Task prompt:
The required result is one figure, the count of lines below with the string "iconClass" in them.

(Entries from a dataset of interfaces)
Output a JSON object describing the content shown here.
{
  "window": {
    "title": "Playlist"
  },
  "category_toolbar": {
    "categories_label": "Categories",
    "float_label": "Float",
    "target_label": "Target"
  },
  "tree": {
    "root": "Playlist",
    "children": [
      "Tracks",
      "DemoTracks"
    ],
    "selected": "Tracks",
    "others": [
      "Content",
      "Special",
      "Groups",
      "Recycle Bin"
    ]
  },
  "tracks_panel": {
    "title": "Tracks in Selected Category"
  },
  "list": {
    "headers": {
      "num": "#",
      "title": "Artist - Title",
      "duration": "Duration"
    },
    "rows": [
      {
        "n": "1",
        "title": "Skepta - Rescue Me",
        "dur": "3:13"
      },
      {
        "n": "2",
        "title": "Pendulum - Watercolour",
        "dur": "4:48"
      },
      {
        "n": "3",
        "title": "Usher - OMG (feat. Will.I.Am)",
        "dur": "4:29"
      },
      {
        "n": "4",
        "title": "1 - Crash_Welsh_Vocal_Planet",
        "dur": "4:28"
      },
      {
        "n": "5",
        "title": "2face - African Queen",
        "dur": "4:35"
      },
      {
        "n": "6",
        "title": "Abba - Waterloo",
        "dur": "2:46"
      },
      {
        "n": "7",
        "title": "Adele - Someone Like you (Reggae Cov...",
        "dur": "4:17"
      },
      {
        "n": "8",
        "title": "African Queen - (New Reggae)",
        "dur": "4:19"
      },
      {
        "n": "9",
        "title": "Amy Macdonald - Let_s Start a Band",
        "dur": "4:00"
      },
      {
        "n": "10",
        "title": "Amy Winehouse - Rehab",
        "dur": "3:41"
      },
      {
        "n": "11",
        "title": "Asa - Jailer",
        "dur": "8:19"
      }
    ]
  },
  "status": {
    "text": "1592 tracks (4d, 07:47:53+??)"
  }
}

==

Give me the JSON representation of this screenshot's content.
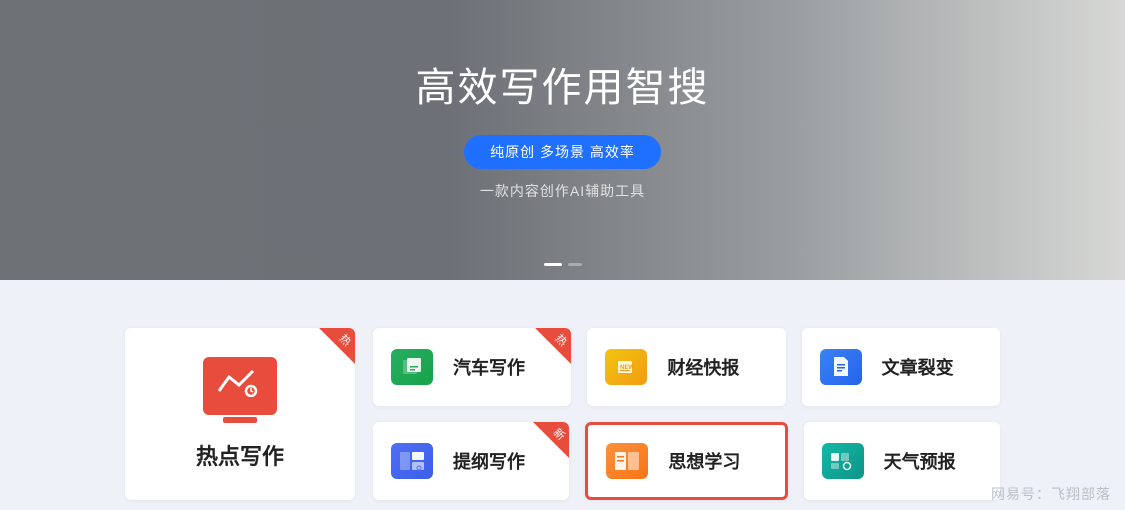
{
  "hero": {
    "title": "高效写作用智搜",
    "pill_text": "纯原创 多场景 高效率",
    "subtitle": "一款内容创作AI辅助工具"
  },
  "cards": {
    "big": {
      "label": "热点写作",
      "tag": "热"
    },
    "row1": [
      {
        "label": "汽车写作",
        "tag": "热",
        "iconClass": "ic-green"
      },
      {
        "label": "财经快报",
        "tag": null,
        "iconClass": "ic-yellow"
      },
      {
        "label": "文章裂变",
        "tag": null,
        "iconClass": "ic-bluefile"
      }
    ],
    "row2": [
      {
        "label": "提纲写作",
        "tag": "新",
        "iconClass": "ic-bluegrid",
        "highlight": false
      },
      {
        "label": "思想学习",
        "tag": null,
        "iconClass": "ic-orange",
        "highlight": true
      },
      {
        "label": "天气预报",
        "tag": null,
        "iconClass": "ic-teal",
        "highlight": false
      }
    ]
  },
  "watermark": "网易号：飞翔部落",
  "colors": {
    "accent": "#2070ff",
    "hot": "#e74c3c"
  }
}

Expected output:
6